*Work order:* Return the full listing unchanged, excluding any images it contains.

───── Materials provided

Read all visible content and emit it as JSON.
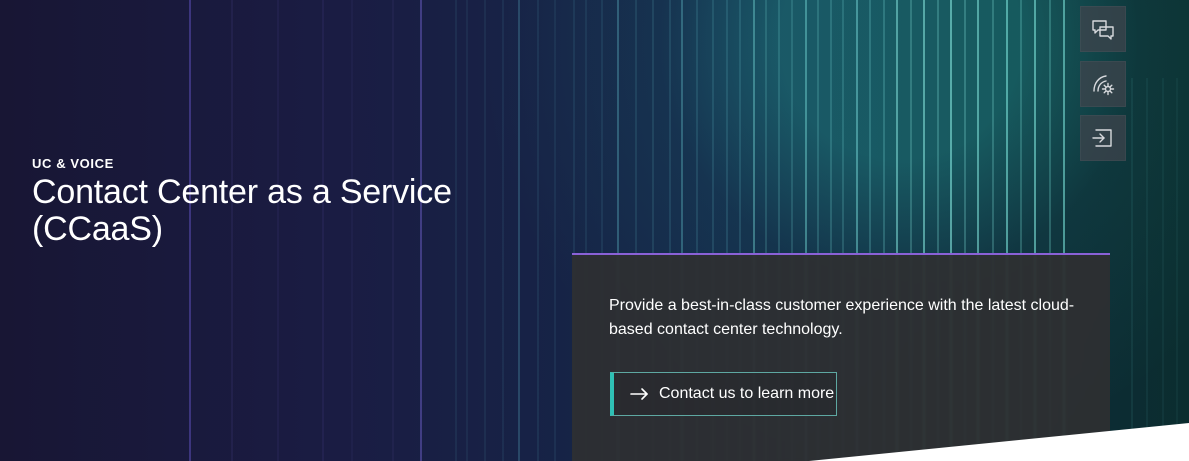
{
  "hero": {
    "eyebrow": "UC & VOICE",
    "title_line_1": "Contact Center as a Service",
    "title_line_2": "(CCaaS)",
    "description_line_1": "Provide a best-in-class customer experience with the latest cloud-",
    "description_line_2": "based contact center technology.",
    "cta_label": "Contact us to learn more"
  },
  "icons": {
    "chat": "chat-bubbles-icon",
    "support": "signal-sun-icon",
    "forward": "forward-box-icon",
    "cta": "arrow-right-icon"
  },
  "colors": {
    "background_start": "#181634",
    "background_end": "#0b2d2f",
    "accent_teal": "#2fc0b5",
    "accent_purple": "#8a61d7",
    "panel": "#2e2f31"
  }
}
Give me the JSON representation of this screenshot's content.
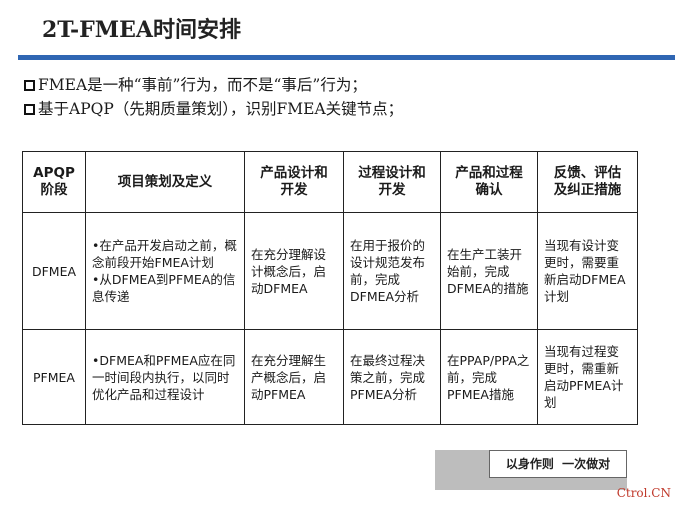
{
  "title": "2T-FMEA时间安排",
  "bullets": [
    "FMEA是一种“事前”行为，而不是“事后”行为；",
    "基于APQP（先期质量策划），识别FMEA关键节点；"
  ],
  "table": {
    "headers": [
      [
        "APQP",
        "阶段"
      ],
      [
        "项目策划及定义"
      ],
      [
        "产品设计和",
        "开发"
      ],
      [
        "过程设计和",
        "开发"
      ],
      [
        "产品和过程",
        "确认"
      ],
      [
        "反馈、评估",
        "及纠正措施"
      ]
    ],
    "rows": [
      {
        "stage": "DFMEA",
        "planning": [
          "•在产品开发启动之前，概念前段开始FMEA计划",
          "•从DFMEA到PFMEA的信息传递"
        ],
        "product_design": "在充分理解设计概念后，启动DFMEA",
        "process_design": "在用于报价的设计规范发布前，完成DFMEA分析",
        "validation": "在生产工装开始前，完成DFMEA的措施",
        "feedback": "当现有设计变更时，需要重新启动DFMEA计划"
      },
      {
        "stage": "PFMEA",
        "planning": [
          "•DFMEA和PFMEA应在同一时间段内执行，以同时优化产品和过程设计"
        ],
        "product_design": "在充分理解生产概念后，启动PFMEA",
        "process_design": "在最终过程决策之前，完成PFMEA分析",
        "validation": "在PPAP/PPA之前，完成PFMEA措施",
        "feedback": "当现有过程变更时，需重新启动PFMEA计划"
      }
    ]
  },
  "stamp_text": "以身作则  一次做对",
  "watermark": "Ctrol.CN",
  "colors": {
    "accent_rule": "#2f66b3",
    "watermark": "#c0392b"
  }
}
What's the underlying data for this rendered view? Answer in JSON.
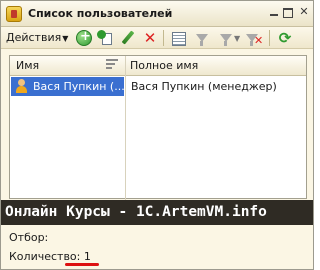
{
  "window": {
    "title": "Список пользователей"
  },
  "toolbar": {
    "actions_label": "Действия",
    "icons": [
      "add-icon",
      "copy-icon",
      "edit-icon",
      "delete-icon",
      "list-settings-icon",
      "filter-icon",
      "filter-list-icon",
      "filter-off-icon",
      "refresh-icon"
    ]
  },
  "table": {
    "columns": [
      "Имя",
      "Полное имя"
    ],
    "rows": [
      {
        "name": "Вася Пупкин (...",
        "full_name": "Вася Пупкин (менеджер)",
        "selected": true
      }
    ]
  },
  "banner": {
    "text": "Онлайн Курсы - 1C.ArtemVM.info"
  },
  "footer": {
    "filter_label": "Отбор:",
    "count_label": "Количество: 1"
  },
  "colors": {
    "selection": "#3a6fd0",
    "window_bg": "#fbf6e4",
    "banner_bg": "#2f2b24",
    "underline": "#dd1111"
  }
}
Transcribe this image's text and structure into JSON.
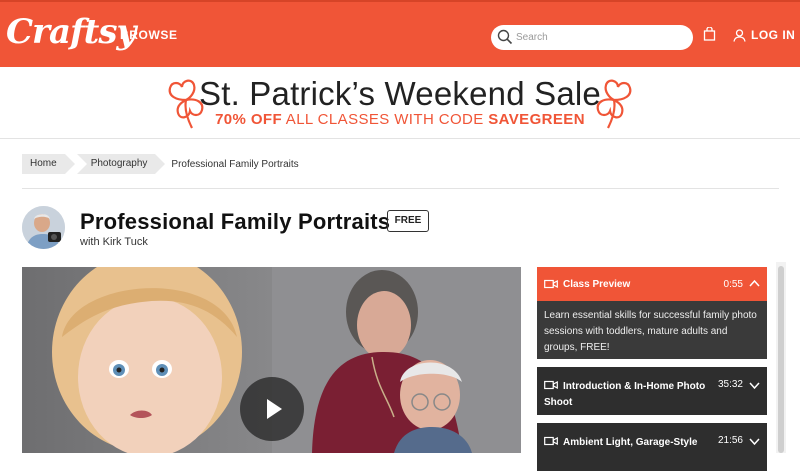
{
  "header": {
    "logo": "Craftsy",
    "browse_label": "BROWSE",
    "search_placeholder": "Search",
    "login_label": "LOG IN",
    "brand_color": "#f05537"
  },
  "banner": {
    "title": "St. Patrick’s Weekend Sale",
    "sub_discount": "70% OFF",
    "sub_middle": " ALL CLASSES WITH CODE ",
    "sub_code": "SAVEGREEN"
  },
  "breadcrumb": {
    "items": [
      "Home",
      "Photography"
    ],
    "current": "Professional Family Portraits"
  },
  "class": {
    "title": "Professional Family Portraits",
    "badge": "FREE",
    "instructor": "with Kirk Tuck"
  },
  "lessons": {
    "preview": {
      "name": "Class Preview",
      "duration": "0:55",
      "description": "Learn essential skills for successful family photo sessions with toddlers, mature adults and groups, FREE!"
    },
    "items": [
      {
        "name": "Introduction & In-Home Photo Shoot",
        "duration": "35:32"
      },
      {
        "name": "Ambient Light, Garage-Style",
        "duration": "21:56"
      }
    ]
  },
  "icons": [
    "search-icon",
    "bag-icon",
    "user-icon",
    "clover-icon",
    "video-camera-icon",
    "chevron-up-icon",
    "chevron-down-icon",
    "play-icon"
  ]
}
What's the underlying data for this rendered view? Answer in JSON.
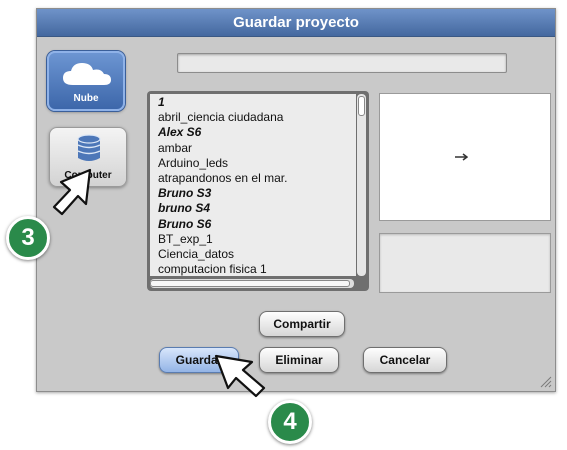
{
  "dialog": {
    "title": "Guardar proyecto"
  },
  "project_name": {
    "value": ""
  },
  "sources": [
    {
      "label": "Nube",
      "icon": "cloud-icon",
      "selected": true
    },
    {
      "label": "Computer",
      "icon": "database-icon",
      "selected": false
    }
  ],
  "projects": [
    {
      "name": "1",
      "shared": true
    },
    {
      "name": "abril_ciencia ciudadana",
      "shared": false
    },
    {
      "name": "Alex S6",
      "shared": true
    },
    {
      "name": "ambar",
      "shared": false
    },
    {
      "name": "Arduino_leds",
      "shared": false
    },
    {
      "name": "atrapandonos en el mar.",
      "shared": false
    },
    {
      "name": "Bruno S3",
      "shared": true
    },
    {
      "name": "bruno S4",
      "shared": true
    },
    {
      "name": "Bruno S6",
      "shared": true
    },
    {
      "name": "BT_exp_1",
      "shared": false
    },
    {
      "name": "Ciencia_datos",
      "shared": false
    },
    {
      "name": "computacion fisica 1",
      "shared": false
    }
  ],
  "buttons": {
    "share": "Compartir",
    "save": "Guardar",
    "delete": "Eliminar",
    "cancel": "Cancelar"
  },
  "callouts": {
    "step3": "3",
    "step4": "4"
  },
  "colors": {
    "titlebar": "#44689f",
    "callout": "#2a8a4a",
    "dialog_bg": "#c9c9c9"
  }
}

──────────

*Solution to this task:*
Read all visible content and emit it as JSON.
{
  "hero": {
    "eyebrow": "UC & VOICE",
    "title_line_1": "Contact Center as a Service",
    "title_line_2": "(CCaaS)",
    "description_line_1": "Provide a best-in-class customer experience with the latest cloud-",
    "description_line_2": "based contact center technology.",
    "cta_label": "Contact us to learn more"
  },
  "icons": {
    "chat": "chat-bubbles-icon",
    "support": "signal-sun-icon",
    "forward": "forward-box-icon",
    "cta": "arrow-right-icon"
  },
  "colors": {
    "background_start": "#181634",
    "background_end": "#0b2d2f",
    "accent_teal": "#2fc0b5",
    "accent_purple": "#8a61d7",
    "panel": "#2e2f31"
  }
}
Give me the JSON representation of this screenshot's content.
{
  "title": "2T-FMEA时间安排",
  "bullets": [
    "FMEA是一种“事前”行为，而不是“事后”行为；",
    "基于APQP（先期质量策划），识别FMEA关键节点；"
  ],
  "table": {
    "headers": [
      [
        "APQP",
        "阶段"
      ],
      [
        "项目策划及定义"
      ],
      [
        "产品设计和",
        "开发"
      ],
      [
        "过程设计和",
        "开发"
      ],
      [
        "产品和过程",
        "确认"
      ],
      [
        "反馈、评估",
        "及纠正措施"
      ]
    ],
    "rows": [
      {
        "stage": "DFMEA",
        "planning": [
          "•在产品开发启动之前，概念前段开始FMEA计划",
          "•从DFMEA到PFMEA的信息传递"
        ],
        "product_design": "在充分理解设计概念后，启动DFMEA",
        "process_design": "在用于报价的设计规范发布前，完成DFMEA分析",
        "validation": "在生产工装开始前，完成DFMEA的措施",
        "feedback": "当现有设计变更时，需要重新启动DFMEA计划"
      },
      {
        "stage": "PFMEA",
        "planning": [
          "•DFMEA和PFMEA应在同一时间段内执行，以同时优化产品和过程设计"
        ],
        "product_design": "在充分理解生产概念后，启动PFMEA",
        "process_design": "在最终过程决策之前，完成PFMEA分析",
        "validation": "在PPAP/PPA之前，完成PFMEA措施",
        "feedback": "当现有过程变更时，需重新启动PFMEA计划"
      }
    ]
  },
  "stamp_text": "以身作则  一次做对",
  "watermark": "Ctrol.CN",
  "colors": {
    "accent_rule": "#2f66b3",
    "watermark": "#c0392b"
  }
}
What's the underlying data for this rendered view? Answer in JSON.
{
  "window": {
    "title": "Список пользователей"
  },
  "toolbar": {
    "actions_label": "Действия",
    "icons": [
      "add-icon",
      "copy-icon",
      "edit-icon",
      "delete-icon",
      "list-settings-icon",
      "filter-icon",
      "filter-list-icon",
      "filter-off-icon",
      "refresh-icon"
    ]
  },
  "table": {
    "columns": [
      "Имя",
      "Полное имя"
    ],
    "rows": [
      {
        "name": "Вася Пупкин (...",
        "full_name": "Вася Пупкин (менеджер)",
        "selected": true
      }
    ]
  },
  "banner": {
    "text": "Онлайн Курсы - 1C.ArtemVM.info"
  },
  "footer": {
    "filter_label": "Отбор:",
    "count_label": "Количество: 1"
  },
  "colors": {
    "selection": "#3a6fd0",
    "window_bg": "#fbf6e4",
    "banner_bg": "#2f2b24",
    "underline": "#dd1111"
  }
}
Transcribe this image's text and structure into JSON.
{
  "header": {
    "logo": "Craftsy",
    "browse_label": "BROWSE",
    "search_placeholder": "Search",
    "login_label": "LOG IN",
    "brand_color": "#f05537"
  },
  "banner": {
    "title": "St. Patrick’s Weekend Sale",
    "sub_discount": "70% OFF",
    "sub_middle": " ALL CLASSES WITH CODE ",
    "sub_code": "SAVEGREEN"
  },
  "breadcrumb": {
    "items": [
      "Home",
      "Photography"
    ],
    "current": "Professional Family Portraits"
  },
  "class": {
    "title": "Professional Family Portraits",
    "badge": "FREE",
    "instructor": "with Kirk Tuck"
  },
  "lessons": {
    "preview": {
      "name": "Class Preview",
      "duration": "0:55",
      "description": "Learn essential skills for successful family photo sessions with toddlers, mature adults and groups, FREE!"
    },
    "items": [
      {
        "name": "Introduction & In-Home Photo Shoot",
        "duration": "35:32"
      },
      {
        "name": "Ambient Light, Garage-Style",
        "duration": "21:56"
      }
    ]
  },
  "icons": [
    "search-icon",
    "bag-icon",
    "user-icon",
    "clover-icon",
    "video-camera-icon",
    "chevron-up-icon",
    "chevron-down-icon",
    "play-icon"
  ]
}
What's the underlying data for this rendered view? Answer in JSON.
{
  "dialog": {
    "title": "Guardar proyecto"
  },
  "project_name": {
    "value": ""
  },
  "sources": [
    {
      "label": "Nube",
      "icon": "cloud-icon",
      "selected": true
    },
    {
      "label": "Computer",
      "icon": "database-icon",
      "selected": false
    }
  ],
  "projects": [
    {
      "name": "1",
      "shared": true
    },
    {
      "name": "abril_ciencia ciudadana",
      "shared": false
    },
    {
      "name": "Alex S6",
      "shared": true
    },
    {
      "name": "ambar",
      "shared": false
    },
    {
      "name": "Arduino_leds",
      "shared": false
    },
    {
      "name": "atrapandonos en el mar.",
      "shared": false
    },
    {
      "name": "Bruno S3",
      "shared": true
    },
    {
      "name": "bruno S4",
      "shared": true
    },
    {
      "name": "Bruno S6",
      "shared": true
    },
    {
      "name": "BT_exp_1",
      "shared": false
    },
    {
      "name": "Ciencia_datos",
      "shared": false
    },
    {
      "name": "computacion fisica 1",
      "shared": false
    }
  ],
  "buttons": {
    "share": "Compartir",
    "save": "Guardar",
    "delete": "Eliminar",
    "cancel": "Cancelar"
  },
  "callouts": {
    "step3": "3",
    "step4": "4"
  },
  "colors": {
    "titlebar": "#44689f",
    "callout": "#2a8a4a",
    "dialog_bg": "#c9c9c9"
  }
}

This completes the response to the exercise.